Listen through the torrent of obscenities and you find a finely crafted urban morality tale that well might be set in any locale at any time, and certainly in any language. “The Hat” makes potent connections with big themes like trust, self-knowledge and the meaning of friendship.
John Ortiz is an irresistibly delusional loser as Jackie, whose missteps in love and life are all inadvertent, circumstantial and incidental. Never mind the little slips and sips, in his heart he’s always on the wagon and no way – seriously, man, no _____ way — would he ever play false to Veronica.
Sandra Delgado’s Veronica is a keg of gunpowder with a short fuse, a sexy babe with a limited but expressive vocabulary and some issues. Though filled with love and hope for Jackie, Veronica is also firmly hooked on what she’s snorting and quick to lash out at any man who questions her, well, the word she uses is integrity.
When Jackie and Veronica are getting it on, the room lights up and the air pops. But then the hat chills that, and it’s an accusation-laced, profanity-riddled downhill ride from there. You do have to hand it to these two, though: They know how to say a plain thing plainly.
And yet, what makes the performances by both Ortiz and Delgado more than a rage fest is the vulnerability they bring to their outwardly feral characters. In Delgado it’s a mobile face that conveys a heartbreak born of perpetual desperation and confirmed hopelessness. The actor’s eyes alone speak with a glistening eloquence that transcends the character’s verbal borders.
Ortiz shapes Jackie’s arc by different means, through the art of attentive listening and a knack for precise timing. Jackie finds himself listening a lot – to the moralizing life lessons of his AA sponsor, Ralph, in the physically imposing and evangelically persuasive form of Jimmy Smits. A reformed lush and druggie himself, Ralph gives Jackie no behavioral wiggle room. Yup, as Jackie’s committed friend, Ralph is a stand-up guy. On that score, Jackie has no doubt.
But there’s another guy in Jackie’s corner as well – his gay cousin Julio, a health food and conditioning nut played with an airy edge and irresistible charm by Gary Perez. When Jackie goes to Julio with a special problem, he gets a lecture but also ultimately a reminder about the roots and depth of true friendship.
While “The Hat” turns largely on the interaction of the three guys, the AA sponsor’s unhappy wife (Sandra Marquez) also has something for Jackie’s well-bent ear.

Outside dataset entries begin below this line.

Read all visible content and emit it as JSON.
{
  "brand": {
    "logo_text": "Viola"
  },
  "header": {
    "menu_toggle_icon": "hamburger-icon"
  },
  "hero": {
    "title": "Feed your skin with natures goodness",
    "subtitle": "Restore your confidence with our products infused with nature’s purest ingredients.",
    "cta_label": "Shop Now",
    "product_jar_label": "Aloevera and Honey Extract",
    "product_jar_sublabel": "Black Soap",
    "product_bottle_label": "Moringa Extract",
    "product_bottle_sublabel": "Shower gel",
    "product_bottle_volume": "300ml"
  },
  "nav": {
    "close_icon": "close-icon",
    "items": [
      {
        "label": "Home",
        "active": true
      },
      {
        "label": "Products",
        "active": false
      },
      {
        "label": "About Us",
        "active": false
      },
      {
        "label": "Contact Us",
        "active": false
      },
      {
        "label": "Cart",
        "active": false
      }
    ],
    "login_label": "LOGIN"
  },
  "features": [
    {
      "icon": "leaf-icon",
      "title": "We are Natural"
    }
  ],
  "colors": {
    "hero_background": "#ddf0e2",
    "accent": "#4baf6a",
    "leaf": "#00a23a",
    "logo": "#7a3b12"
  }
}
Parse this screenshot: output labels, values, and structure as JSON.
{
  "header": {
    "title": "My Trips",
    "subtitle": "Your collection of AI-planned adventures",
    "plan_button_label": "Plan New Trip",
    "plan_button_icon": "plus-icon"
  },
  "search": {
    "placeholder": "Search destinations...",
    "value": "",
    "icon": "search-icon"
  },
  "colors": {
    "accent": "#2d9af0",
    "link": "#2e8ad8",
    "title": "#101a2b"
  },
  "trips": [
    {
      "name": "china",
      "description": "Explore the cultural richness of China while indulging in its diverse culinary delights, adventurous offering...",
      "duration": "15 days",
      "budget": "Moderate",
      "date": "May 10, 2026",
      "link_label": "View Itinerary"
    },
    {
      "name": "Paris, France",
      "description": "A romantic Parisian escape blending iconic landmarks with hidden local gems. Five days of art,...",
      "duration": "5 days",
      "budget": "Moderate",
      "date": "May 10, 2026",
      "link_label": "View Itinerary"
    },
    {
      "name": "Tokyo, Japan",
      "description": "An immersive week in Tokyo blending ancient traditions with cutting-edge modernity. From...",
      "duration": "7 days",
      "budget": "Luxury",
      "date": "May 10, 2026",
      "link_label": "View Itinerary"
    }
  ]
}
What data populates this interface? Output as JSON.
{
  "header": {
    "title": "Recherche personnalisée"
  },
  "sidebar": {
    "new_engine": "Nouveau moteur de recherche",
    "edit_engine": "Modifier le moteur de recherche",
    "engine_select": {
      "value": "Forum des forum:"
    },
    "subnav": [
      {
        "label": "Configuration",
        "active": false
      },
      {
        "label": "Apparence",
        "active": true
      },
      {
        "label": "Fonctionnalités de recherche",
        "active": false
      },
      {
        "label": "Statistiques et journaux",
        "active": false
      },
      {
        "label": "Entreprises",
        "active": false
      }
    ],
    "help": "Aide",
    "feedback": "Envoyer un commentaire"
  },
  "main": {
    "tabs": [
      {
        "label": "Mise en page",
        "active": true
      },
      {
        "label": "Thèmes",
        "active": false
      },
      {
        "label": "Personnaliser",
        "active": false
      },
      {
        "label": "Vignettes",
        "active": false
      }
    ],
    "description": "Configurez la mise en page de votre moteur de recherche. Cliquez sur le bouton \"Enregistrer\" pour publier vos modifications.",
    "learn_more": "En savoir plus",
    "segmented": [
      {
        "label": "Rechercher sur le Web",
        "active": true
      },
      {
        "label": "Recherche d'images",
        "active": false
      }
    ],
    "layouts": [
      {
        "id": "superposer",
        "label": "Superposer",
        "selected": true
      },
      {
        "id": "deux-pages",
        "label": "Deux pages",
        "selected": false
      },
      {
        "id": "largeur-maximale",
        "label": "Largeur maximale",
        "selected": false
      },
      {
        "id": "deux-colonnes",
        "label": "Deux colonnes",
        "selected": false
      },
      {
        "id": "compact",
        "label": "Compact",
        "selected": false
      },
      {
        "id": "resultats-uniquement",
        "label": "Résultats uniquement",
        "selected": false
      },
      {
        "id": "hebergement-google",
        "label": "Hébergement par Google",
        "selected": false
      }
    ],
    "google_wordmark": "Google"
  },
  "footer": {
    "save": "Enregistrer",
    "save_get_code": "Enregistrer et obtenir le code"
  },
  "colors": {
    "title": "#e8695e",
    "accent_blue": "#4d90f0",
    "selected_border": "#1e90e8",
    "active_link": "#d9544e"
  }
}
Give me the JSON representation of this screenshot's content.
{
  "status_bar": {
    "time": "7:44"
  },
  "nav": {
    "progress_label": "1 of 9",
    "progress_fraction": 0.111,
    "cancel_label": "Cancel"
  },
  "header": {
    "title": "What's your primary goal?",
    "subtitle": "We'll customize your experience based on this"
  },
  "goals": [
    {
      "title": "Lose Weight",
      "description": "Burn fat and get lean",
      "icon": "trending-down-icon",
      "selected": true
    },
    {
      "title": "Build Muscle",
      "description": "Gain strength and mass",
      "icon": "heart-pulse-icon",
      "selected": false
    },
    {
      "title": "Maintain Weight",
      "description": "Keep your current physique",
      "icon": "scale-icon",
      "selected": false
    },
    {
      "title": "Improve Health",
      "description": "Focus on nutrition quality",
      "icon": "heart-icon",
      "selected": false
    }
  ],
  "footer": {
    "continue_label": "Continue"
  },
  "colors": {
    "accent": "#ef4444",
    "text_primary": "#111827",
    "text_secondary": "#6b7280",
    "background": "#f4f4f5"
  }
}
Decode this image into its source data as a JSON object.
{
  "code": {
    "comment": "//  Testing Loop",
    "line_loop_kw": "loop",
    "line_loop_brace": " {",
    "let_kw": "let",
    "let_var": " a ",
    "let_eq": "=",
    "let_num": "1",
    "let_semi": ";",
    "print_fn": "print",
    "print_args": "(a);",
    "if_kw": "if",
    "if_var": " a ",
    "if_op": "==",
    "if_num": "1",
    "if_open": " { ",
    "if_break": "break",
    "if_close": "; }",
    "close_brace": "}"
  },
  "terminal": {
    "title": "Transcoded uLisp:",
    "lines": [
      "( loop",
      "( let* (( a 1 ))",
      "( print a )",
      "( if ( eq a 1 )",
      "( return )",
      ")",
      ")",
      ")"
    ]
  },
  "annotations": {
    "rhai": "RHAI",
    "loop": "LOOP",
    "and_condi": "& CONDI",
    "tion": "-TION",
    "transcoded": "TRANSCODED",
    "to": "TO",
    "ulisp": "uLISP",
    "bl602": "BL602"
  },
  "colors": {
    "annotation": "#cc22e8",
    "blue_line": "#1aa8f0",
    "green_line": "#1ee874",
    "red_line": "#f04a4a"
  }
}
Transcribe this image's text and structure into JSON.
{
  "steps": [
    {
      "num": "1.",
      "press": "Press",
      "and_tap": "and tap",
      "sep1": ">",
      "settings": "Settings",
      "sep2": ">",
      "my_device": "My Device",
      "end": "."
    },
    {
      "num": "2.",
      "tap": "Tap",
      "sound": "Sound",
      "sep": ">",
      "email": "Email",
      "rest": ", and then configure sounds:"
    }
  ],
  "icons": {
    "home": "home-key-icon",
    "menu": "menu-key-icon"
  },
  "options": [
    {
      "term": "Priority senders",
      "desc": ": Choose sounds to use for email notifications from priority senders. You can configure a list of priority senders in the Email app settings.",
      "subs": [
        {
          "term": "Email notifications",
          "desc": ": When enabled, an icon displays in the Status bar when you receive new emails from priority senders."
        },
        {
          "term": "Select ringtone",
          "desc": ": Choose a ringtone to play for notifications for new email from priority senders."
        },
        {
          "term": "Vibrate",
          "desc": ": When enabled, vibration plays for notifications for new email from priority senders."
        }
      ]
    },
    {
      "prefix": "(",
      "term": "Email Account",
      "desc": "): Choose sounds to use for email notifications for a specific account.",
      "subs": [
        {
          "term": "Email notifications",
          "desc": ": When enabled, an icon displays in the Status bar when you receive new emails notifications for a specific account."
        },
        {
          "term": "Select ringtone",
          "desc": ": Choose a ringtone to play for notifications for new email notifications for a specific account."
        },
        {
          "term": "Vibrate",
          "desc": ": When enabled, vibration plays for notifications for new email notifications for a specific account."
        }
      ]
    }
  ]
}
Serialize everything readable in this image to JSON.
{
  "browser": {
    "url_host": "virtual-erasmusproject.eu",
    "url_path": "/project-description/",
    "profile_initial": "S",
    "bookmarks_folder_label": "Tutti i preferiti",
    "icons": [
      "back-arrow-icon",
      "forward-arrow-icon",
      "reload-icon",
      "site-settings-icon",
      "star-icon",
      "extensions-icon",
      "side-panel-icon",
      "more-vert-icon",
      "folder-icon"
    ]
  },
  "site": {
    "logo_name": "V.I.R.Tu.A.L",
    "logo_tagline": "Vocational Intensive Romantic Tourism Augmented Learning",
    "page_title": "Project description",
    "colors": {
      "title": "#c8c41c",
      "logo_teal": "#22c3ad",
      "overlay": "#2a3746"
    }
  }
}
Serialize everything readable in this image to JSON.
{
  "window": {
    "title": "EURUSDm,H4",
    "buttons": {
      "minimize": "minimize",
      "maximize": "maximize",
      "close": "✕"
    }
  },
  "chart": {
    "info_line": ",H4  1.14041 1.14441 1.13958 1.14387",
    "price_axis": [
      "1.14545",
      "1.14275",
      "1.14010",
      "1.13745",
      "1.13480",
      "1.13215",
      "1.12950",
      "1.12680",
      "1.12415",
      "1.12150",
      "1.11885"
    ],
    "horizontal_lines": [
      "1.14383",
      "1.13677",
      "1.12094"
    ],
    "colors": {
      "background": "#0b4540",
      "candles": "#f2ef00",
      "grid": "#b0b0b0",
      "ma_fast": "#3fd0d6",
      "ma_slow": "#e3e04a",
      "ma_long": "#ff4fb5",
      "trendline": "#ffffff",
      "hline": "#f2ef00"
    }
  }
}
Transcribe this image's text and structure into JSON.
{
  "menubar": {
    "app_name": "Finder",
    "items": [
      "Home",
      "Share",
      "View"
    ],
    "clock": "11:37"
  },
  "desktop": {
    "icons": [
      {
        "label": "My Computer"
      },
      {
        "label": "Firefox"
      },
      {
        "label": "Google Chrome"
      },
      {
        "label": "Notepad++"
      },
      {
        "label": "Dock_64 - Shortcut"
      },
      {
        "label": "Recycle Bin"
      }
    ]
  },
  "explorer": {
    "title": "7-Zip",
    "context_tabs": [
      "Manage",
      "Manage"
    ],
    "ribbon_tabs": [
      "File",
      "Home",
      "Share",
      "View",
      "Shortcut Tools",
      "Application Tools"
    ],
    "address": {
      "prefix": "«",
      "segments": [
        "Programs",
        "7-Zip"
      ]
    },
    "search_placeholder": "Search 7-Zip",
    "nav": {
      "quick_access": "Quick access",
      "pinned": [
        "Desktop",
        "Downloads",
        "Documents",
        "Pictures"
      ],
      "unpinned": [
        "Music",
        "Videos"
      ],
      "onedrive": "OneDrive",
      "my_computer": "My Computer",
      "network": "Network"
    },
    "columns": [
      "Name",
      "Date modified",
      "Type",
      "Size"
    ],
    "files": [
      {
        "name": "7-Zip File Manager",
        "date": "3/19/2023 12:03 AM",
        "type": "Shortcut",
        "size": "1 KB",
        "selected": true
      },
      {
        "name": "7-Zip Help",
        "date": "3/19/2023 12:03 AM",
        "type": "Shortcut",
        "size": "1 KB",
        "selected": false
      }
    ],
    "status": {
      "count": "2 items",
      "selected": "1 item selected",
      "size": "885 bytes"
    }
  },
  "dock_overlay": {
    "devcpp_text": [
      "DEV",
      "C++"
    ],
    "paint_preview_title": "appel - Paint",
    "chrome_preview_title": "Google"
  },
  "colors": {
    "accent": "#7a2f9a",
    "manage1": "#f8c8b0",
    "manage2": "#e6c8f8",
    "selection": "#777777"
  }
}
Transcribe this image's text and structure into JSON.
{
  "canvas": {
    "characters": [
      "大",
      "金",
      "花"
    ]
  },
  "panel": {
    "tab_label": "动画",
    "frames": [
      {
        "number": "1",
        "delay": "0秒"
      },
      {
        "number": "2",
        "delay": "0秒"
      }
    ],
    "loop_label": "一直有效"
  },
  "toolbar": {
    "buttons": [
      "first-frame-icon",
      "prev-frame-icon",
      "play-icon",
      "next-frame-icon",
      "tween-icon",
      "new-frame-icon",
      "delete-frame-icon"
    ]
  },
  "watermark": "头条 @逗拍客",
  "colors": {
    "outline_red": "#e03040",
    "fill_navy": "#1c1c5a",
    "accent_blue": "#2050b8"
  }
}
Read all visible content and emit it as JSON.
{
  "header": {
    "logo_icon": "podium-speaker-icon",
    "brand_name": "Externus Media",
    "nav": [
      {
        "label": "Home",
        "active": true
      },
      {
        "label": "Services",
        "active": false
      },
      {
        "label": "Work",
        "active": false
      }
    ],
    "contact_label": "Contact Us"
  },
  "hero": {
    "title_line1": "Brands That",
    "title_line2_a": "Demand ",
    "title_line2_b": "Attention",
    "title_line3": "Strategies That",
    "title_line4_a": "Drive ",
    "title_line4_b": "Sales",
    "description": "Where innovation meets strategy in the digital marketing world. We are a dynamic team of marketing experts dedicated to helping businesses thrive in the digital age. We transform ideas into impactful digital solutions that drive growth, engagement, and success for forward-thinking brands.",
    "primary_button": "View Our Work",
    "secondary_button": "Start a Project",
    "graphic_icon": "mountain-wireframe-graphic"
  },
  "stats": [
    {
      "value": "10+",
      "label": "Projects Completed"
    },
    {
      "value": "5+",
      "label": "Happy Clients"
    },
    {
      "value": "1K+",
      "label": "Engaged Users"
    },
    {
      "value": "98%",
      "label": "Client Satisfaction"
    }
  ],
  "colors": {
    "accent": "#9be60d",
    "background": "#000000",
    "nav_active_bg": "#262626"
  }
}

As for the hat, and the ________ who owns it, suffice it to say Jackie gets a gun, shoots the gun and has to get rid of said gun. Both the hat and Jackie’s relationship with Veronica undergo adjustment. If only the former is funny, the whole mixed up wake-up makes for brilliant theater.
- Performance location, dates and times: Details at TheatreinChicago.com